Read through the lines below for the string "card" and copy each one that has it.
══ Data supplied
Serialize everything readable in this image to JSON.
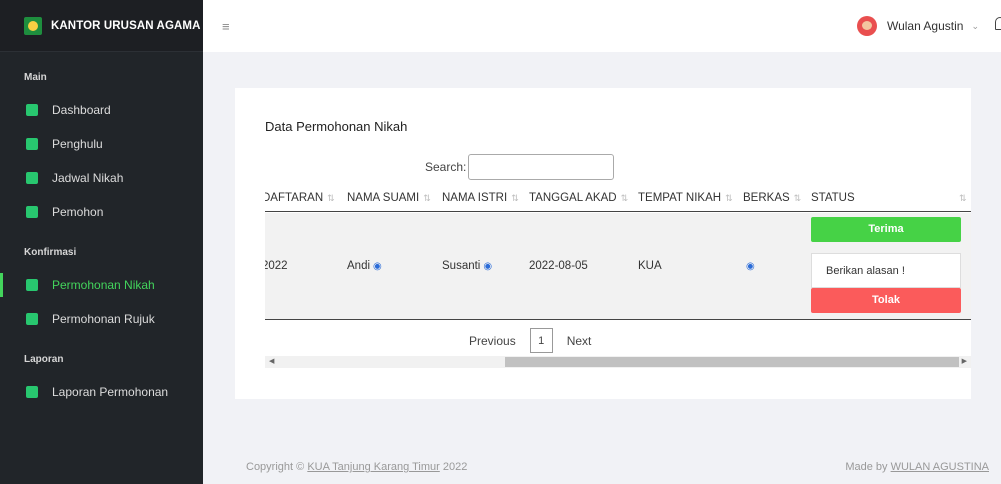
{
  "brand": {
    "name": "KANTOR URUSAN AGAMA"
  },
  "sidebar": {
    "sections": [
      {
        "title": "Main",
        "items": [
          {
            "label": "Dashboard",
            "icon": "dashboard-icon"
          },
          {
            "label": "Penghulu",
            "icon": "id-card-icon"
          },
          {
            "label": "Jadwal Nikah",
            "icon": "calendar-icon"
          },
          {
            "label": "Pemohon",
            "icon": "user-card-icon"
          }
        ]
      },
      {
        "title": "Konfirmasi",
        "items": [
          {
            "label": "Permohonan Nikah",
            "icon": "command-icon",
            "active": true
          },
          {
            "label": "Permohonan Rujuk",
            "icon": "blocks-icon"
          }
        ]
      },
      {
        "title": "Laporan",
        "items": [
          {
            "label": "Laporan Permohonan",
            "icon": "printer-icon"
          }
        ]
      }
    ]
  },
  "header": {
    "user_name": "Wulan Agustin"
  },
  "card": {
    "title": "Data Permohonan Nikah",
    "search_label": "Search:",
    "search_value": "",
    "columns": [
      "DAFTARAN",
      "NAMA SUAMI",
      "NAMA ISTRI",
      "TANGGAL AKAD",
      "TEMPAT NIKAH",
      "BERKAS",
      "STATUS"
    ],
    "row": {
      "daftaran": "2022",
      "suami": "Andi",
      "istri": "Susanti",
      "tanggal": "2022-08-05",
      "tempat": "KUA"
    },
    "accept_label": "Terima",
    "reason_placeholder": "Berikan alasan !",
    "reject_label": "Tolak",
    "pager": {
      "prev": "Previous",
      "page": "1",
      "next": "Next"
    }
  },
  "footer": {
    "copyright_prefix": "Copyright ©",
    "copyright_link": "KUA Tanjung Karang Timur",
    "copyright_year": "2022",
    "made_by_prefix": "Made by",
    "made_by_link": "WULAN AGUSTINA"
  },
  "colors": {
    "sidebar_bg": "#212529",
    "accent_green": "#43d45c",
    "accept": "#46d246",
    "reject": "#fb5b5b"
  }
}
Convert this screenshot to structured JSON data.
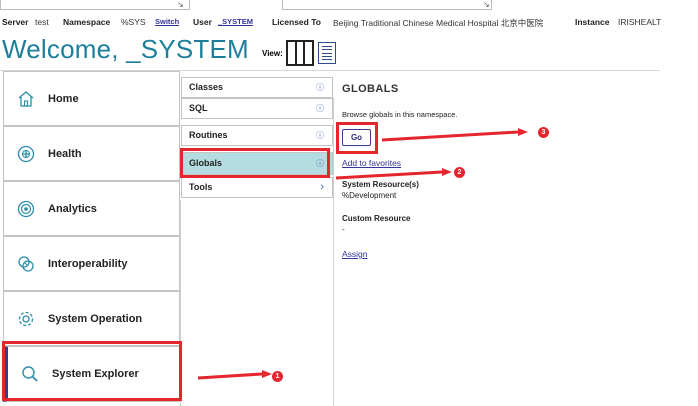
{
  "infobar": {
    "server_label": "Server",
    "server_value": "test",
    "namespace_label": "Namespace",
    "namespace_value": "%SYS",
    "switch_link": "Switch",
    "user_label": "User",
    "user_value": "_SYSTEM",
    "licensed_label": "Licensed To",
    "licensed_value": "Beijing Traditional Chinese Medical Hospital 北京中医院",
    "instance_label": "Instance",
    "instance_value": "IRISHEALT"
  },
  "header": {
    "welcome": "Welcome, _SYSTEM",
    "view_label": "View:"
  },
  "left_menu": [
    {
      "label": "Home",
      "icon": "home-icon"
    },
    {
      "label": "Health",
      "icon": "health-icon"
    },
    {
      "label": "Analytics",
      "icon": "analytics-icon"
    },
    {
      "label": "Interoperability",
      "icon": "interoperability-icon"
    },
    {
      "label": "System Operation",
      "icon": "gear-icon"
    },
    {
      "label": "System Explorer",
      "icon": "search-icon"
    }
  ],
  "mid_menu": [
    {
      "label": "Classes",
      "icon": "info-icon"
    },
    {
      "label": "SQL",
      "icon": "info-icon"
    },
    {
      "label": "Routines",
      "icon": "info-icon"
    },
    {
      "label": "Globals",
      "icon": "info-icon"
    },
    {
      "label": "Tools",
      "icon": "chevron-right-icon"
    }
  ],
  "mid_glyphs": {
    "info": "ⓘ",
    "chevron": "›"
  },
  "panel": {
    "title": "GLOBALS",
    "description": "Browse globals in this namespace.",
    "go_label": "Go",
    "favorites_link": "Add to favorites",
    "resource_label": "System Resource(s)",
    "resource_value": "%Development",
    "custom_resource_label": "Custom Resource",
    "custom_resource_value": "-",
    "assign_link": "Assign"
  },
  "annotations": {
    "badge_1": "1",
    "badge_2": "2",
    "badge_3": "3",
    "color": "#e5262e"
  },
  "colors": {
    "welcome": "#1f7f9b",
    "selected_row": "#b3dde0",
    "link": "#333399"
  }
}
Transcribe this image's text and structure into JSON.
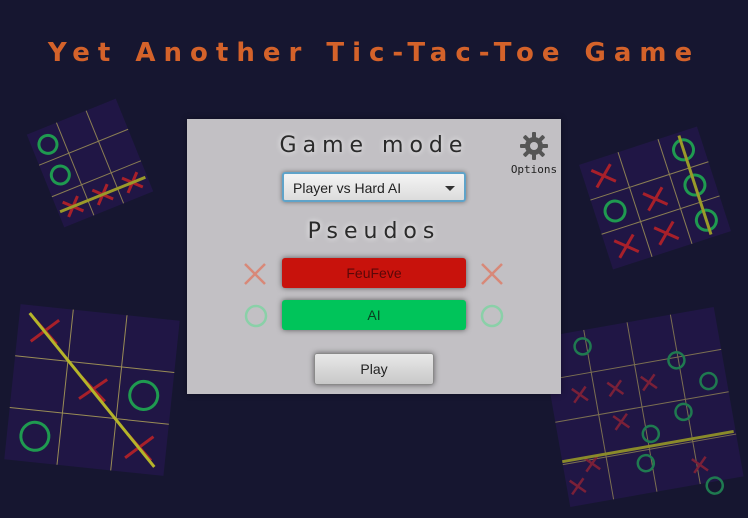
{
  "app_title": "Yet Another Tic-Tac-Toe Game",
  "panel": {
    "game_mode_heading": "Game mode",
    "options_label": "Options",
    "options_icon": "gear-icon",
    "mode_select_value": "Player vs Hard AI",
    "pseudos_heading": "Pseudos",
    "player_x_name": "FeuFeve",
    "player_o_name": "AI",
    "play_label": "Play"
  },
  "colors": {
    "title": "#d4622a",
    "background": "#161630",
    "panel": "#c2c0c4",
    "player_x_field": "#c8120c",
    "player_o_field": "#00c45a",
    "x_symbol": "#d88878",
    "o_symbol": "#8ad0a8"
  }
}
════
▶ [Answer]
            "icon": "id-card-icon"
            "icon": "user-card-icon"
  "card": {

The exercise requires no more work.